Whenever the word "聯絡我們" appears in a line of the data below, copy that line.

* EXTRACTED RECORDS
- - -
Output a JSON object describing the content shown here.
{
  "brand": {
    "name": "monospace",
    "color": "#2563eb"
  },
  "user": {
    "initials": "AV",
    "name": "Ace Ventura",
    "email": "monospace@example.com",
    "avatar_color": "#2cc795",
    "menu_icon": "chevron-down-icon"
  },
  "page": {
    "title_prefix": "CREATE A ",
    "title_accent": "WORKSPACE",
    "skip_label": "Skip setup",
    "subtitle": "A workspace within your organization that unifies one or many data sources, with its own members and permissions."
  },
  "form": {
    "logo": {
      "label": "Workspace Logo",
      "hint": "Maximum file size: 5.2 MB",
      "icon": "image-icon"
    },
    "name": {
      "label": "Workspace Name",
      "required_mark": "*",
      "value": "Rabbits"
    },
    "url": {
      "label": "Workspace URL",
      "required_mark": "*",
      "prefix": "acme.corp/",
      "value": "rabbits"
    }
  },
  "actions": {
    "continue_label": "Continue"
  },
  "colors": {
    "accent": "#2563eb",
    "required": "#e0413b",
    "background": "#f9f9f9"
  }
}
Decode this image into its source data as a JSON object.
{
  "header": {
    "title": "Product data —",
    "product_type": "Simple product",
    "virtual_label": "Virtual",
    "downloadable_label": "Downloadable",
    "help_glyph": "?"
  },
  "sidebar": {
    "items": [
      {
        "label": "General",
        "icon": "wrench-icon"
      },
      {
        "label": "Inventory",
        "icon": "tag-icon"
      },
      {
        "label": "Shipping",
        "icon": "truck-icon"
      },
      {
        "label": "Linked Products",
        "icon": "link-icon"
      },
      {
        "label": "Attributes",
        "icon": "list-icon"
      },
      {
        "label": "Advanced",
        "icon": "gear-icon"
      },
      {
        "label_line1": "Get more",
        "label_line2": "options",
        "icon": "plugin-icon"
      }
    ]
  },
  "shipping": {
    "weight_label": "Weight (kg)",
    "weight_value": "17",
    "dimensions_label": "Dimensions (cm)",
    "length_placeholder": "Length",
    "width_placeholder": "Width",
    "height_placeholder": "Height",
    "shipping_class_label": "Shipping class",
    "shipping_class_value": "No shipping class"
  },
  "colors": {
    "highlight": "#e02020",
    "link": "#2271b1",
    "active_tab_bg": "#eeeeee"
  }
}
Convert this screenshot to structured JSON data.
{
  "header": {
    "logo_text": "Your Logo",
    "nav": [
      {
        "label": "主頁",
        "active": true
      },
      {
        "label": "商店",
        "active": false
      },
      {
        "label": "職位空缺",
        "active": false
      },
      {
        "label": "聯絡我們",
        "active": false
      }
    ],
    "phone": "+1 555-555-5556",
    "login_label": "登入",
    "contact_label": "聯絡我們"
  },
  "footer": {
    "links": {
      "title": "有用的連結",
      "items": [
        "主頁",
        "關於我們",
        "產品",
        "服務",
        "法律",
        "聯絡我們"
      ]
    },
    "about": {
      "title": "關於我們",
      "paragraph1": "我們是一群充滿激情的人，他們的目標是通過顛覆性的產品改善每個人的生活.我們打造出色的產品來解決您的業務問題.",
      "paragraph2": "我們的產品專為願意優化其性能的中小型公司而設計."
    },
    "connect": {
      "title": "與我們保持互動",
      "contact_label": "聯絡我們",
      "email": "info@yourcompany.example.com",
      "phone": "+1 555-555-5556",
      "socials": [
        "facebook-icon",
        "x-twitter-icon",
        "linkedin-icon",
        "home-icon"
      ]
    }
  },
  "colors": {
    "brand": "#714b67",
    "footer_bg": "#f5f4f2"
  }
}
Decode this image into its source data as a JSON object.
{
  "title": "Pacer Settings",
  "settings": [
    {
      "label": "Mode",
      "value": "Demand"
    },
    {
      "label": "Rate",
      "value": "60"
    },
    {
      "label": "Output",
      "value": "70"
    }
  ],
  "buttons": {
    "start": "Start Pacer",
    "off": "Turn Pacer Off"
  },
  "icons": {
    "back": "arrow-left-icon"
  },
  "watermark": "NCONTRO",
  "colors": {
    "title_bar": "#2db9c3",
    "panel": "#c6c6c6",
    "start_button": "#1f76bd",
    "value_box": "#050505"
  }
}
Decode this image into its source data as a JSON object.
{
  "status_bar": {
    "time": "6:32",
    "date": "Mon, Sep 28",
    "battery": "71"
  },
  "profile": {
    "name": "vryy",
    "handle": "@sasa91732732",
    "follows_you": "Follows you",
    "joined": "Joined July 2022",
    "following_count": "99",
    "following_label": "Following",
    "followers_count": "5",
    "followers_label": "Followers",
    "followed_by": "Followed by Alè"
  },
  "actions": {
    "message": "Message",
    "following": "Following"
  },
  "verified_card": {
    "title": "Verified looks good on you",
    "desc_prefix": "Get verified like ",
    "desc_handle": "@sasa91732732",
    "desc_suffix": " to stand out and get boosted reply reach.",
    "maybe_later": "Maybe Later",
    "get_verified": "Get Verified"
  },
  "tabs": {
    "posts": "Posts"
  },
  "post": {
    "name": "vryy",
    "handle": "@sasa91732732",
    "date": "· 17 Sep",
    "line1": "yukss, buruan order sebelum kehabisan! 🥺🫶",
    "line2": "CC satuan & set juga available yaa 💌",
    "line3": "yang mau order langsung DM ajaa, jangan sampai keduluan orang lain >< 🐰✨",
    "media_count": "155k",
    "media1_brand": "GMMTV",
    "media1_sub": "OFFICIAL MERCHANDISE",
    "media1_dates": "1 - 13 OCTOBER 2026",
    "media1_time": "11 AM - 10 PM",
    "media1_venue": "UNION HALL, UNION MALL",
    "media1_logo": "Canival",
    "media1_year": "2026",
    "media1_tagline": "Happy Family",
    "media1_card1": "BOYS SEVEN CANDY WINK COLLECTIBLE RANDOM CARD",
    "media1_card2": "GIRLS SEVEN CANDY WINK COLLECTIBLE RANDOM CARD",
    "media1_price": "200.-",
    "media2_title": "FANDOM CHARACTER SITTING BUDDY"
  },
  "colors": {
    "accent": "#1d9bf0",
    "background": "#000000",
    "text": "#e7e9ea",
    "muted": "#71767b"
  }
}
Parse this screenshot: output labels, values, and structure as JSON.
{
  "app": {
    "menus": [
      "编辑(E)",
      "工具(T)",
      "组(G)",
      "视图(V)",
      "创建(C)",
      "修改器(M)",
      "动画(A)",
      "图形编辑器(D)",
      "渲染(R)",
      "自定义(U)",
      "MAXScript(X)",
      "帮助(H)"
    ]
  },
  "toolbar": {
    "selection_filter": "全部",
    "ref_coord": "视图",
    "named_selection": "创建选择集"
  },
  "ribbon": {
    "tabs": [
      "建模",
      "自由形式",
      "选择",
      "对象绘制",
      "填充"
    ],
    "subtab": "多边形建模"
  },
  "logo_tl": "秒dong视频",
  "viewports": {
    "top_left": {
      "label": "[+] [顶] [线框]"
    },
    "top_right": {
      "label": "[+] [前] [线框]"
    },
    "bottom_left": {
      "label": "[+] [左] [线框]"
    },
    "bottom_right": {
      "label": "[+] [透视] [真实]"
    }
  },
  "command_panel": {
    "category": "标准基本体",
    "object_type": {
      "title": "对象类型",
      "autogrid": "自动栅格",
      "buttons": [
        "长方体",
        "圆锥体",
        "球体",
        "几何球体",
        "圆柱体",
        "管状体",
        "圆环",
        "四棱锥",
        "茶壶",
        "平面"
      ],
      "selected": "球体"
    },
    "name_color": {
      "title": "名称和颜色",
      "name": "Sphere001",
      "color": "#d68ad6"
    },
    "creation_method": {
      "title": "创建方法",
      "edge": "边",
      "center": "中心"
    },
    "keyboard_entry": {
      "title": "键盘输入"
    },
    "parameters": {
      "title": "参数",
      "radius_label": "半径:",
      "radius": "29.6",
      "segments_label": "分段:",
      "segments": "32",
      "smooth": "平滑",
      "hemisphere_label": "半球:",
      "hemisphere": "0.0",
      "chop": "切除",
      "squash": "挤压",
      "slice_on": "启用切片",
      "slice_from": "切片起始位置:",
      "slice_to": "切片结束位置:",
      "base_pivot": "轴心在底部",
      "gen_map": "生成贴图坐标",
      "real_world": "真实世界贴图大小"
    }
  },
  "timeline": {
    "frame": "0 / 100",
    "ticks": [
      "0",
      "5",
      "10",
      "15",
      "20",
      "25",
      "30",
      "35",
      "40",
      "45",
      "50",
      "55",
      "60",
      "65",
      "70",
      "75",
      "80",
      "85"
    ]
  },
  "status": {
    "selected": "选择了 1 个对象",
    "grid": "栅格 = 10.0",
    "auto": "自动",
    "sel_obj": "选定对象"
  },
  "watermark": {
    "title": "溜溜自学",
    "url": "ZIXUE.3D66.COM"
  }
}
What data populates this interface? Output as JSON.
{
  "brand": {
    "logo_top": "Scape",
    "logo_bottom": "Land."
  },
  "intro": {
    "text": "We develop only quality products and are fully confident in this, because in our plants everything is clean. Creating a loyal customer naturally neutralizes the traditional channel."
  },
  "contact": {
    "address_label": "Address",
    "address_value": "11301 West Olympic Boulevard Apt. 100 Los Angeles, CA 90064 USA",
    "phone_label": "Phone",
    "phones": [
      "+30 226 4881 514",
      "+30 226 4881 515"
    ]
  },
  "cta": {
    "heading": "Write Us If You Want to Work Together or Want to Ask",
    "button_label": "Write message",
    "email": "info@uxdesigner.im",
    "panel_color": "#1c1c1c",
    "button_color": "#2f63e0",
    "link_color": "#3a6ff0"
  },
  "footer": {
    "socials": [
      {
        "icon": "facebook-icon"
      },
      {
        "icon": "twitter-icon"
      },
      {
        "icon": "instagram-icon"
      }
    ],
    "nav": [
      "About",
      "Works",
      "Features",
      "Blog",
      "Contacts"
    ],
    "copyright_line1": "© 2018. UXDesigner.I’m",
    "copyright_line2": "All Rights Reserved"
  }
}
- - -
* RESPONSE BOX
        "label": "聯絡我們",
    "contact_label": "聯絡我們"
        "聯絡我們"
      "contact_label": "聯絡我們",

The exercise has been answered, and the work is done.